researchers, and policy makers for counseling, generating etiologic leads,
and measuring the related public health burden.
To identify the rate of recurrence of preterm delivery in second pregnancies,
factors associated with recurrence, and the percentage of preterm deliveries
in women with a history of preterm delivery.
Design and Setting
Population-based cohort study of data from birth and fetal death certificates
from the state of Georgia between 1980 and 1995.
A total of 122,722 white and 56,174 black women with first and second
singleton deliveries at 20 to 44 weeks' gestation.
Main Outcome Measure
Length of gestation (categorized as 20-31, 32-36, or ≥37 weeks) at
second delivery compared with length of gestation at first delivery, by age
Most women whose first delivery was preterm subsequently had term deliveries.
Of 1023 white women whose first delivery occurred at 20 to 31 weeks, 8.2%
(95% confidence interval [CI], 6.6%-10.1%) delivered their second birth at
20 to 31 weeks and 20.1% (95% CI, 17.7%-22.8%) at 32 to 36 weeks. Of 1084
comparable black women, 13.4% (95% CI, 11.4%-15.6%) delivered at 20 to 31
weeks and 23.4% (95% CI, 20.9%-26.1%) delivered at 32 to 36 weeks. Among women
whose first delivery occurred at 32 to 36 weeks, all corresponding rates were
lower than those whose first birth was at 20 to 31 weeks; the rates of second
birth at 20 to 31 weeks were substantially lower (for white women, 1.9% [95%
CI, 1.7%-2.2%]; for black women, 3.8% [95% CI, 3.4%-4.2%]). Compared with
women aged 20 to 49 years at their second delivery, women younger than 18
years had twice the risk of recurrence of delivery at 20 to 31 weeks. Of all
second deliveries at 20 to 31 weeks, 29.4% for white women and 37.8% for black
women were preceded by a preterm delivery.
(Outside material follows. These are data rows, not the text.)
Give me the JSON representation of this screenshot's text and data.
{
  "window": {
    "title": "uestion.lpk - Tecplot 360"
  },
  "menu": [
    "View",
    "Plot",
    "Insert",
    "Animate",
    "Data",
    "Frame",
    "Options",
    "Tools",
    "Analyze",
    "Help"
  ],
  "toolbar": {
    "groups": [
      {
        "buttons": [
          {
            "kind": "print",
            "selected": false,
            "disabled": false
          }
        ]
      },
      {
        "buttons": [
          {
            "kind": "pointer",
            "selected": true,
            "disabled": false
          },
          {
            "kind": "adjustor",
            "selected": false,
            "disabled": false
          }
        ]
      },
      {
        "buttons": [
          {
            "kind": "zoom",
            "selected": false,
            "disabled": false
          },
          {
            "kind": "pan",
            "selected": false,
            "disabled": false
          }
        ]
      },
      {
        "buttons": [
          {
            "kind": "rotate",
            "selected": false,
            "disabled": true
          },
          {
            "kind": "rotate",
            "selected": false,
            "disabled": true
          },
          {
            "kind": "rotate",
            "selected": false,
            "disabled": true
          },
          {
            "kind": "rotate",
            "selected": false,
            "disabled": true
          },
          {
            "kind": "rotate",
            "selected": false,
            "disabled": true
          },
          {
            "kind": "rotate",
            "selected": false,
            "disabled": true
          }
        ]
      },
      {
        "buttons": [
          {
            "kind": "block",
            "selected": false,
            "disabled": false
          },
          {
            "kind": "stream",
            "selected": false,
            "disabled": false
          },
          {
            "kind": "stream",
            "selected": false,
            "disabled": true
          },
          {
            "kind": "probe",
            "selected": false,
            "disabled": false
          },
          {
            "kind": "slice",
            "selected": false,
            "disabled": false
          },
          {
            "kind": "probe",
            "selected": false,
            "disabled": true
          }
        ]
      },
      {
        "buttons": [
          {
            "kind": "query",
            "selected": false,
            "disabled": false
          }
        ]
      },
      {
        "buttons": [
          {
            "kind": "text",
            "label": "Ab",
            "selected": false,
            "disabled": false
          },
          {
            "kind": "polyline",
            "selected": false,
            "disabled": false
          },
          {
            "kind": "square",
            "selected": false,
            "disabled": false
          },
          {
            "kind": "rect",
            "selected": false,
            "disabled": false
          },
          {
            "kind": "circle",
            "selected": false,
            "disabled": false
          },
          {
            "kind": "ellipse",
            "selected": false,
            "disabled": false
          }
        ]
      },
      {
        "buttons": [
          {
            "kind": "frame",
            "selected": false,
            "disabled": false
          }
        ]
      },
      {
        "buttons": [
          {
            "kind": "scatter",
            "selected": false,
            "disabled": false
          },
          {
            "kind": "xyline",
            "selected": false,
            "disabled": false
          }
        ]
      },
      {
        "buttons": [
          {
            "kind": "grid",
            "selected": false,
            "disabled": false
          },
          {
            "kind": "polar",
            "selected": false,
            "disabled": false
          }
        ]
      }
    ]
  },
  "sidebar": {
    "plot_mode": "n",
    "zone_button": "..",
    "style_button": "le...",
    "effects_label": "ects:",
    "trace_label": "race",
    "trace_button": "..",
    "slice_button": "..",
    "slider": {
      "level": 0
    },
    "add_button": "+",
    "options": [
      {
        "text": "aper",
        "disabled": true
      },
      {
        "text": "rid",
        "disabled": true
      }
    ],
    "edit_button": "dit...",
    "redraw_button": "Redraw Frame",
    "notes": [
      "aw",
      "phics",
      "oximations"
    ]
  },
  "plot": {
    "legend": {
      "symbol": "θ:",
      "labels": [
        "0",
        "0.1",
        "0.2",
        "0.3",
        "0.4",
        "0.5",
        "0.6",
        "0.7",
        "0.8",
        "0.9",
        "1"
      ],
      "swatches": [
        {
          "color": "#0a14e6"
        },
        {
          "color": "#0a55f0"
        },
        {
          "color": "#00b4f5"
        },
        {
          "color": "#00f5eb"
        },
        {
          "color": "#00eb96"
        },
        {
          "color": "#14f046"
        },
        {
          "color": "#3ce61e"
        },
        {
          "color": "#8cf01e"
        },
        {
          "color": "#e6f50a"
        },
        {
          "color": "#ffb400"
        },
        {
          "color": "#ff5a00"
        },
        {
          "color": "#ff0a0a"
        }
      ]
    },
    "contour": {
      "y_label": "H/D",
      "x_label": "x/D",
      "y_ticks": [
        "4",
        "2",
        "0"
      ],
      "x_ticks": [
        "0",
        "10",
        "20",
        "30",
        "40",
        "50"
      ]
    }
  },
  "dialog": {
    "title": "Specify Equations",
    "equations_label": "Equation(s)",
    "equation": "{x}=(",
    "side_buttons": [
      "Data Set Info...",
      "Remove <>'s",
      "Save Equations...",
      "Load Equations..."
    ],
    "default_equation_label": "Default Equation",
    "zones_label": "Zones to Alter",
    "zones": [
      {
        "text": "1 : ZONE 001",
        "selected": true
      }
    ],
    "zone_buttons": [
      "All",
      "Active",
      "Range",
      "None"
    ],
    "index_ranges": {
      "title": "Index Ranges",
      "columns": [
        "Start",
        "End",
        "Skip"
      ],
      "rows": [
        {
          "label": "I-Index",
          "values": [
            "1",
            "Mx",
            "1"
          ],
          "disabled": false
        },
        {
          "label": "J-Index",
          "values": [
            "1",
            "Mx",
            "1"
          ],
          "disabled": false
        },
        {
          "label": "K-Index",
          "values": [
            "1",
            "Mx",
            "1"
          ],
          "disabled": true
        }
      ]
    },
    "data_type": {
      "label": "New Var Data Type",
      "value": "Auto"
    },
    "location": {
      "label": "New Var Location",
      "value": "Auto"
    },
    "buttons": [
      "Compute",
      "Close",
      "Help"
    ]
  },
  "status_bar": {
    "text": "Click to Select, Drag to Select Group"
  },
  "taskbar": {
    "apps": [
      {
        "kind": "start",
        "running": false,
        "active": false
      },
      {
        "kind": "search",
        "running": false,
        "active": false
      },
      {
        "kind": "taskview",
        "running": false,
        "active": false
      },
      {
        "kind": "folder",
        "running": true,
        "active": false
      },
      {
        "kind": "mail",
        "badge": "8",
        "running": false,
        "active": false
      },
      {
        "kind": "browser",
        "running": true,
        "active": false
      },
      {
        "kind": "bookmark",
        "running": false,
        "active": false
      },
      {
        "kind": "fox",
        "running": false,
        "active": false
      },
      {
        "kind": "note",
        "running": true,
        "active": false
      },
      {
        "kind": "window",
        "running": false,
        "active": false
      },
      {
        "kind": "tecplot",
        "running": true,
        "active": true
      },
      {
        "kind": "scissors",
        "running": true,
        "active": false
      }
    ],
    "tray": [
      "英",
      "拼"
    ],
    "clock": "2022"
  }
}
Our data suggest that recurrence of preterm delivery contributes a notable
portion of all preterm deliveries, especially at the shortest gestations.